- WHAT YOU ARE ASKED TO DO:
Copy all of the records below verbatim.

- Extracted data entries:
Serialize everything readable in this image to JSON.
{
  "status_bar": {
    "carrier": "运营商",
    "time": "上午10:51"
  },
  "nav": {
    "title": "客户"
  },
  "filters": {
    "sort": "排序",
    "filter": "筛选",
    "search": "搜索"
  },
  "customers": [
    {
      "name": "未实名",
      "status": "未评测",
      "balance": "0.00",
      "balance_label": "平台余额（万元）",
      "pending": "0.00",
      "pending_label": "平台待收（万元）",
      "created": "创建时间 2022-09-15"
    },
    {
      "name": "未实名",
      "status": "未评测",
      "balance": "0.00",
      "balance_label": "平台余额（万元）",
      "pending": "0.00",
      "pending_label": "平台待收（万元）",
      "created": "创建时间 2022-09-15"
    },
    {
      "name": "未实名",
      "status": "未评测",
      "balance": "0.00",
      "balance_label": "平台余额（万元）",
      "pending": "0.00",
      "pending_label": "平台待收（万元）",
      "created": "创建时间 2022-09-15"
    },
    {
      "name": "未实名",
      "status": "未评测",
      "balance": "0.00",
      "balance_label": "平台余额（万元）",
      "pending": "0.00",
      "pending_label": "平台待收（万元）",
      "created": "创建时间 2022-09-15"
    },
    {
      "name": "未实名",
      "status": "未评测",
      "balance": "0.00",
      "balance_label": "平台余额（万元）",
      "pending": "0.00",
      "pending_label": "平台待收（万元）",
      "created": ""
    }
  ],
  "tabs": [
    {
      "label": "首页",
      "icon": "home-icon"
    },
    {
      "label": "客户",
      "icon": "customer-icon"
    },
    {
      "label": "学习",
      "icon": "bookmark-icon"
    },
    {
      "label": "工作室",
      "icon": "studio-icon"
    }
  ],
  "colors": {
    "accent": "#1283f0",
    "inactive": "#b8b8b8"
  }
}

- ANSWER BOX:
Serialize everything readable in this image to JSON.
{
  "status_bar": {
    "carrier": "运营商",
    "time": "上午10:51"
  },
  "nav": {
    "title": "客户"
  },
  "filters": {
    "sort": "排序",
    "filter": "筛选",
    "search": "搜索"
  },
  "customers": [
    {
      "name": "未实名",
      "status": "未评测",
      "balance": "0.00",
      "balance_label": "平台余额（万元）",
      "pending": "0.00",
      "pending_label": "平台待收（万元）",
      "created": "创建时间 2022-09-15"
    },
    {
      "name": "未实名",
      "status": "未评测",
      "balance": "0.00",
      "balance_label": "平台余额（万元）",
      "pending": "0.00",
      "pending_label": "平台待收（万元）",
      "created": "创建时间 2022-09-15"
    },
    {
      "name": "未实名",
      "status": "未评测",
      "balance": "0.00",
      "balance_label": "平台余额（万元）",
      "pending": "0.00",
      "pending_label": "平台待收（万元）",
      "created": "创建时间 2022-09-15"
    },
    {
      "name": "未实名",
      "status": "未评测",
      "balance": "0.00",
      "balance_label": "平台余额（万元）",
      "pending": "0.00",
      "pending_label": "平台待收（万元）",
      "created": "创建时间 2022-09-15"
    },
    {
      "name": "未实名",
      "status": "未评测",
      "balance": "0.00",
      "balance_label": "平台余额（万元）",
      "pending": "0.00",
      "pending_label": "平台待收（万元）",
      "created": ""
    }
  ],
  "tabs": [
    {
      "label": "首页",
      "icon": "home-icon"
    },
    {
      "label": "客户",
      "icon": "customer-icon"
    },
    {
      "label": "学习",
      "icon": "bookmark-icon"
    },
    {
      "label": "工作室",
      "icon": "studio-icon"
    }
  ],
  "colors": {
    "accent": "#1283f0",
    "inactive": "#b8b8b8"
  }
}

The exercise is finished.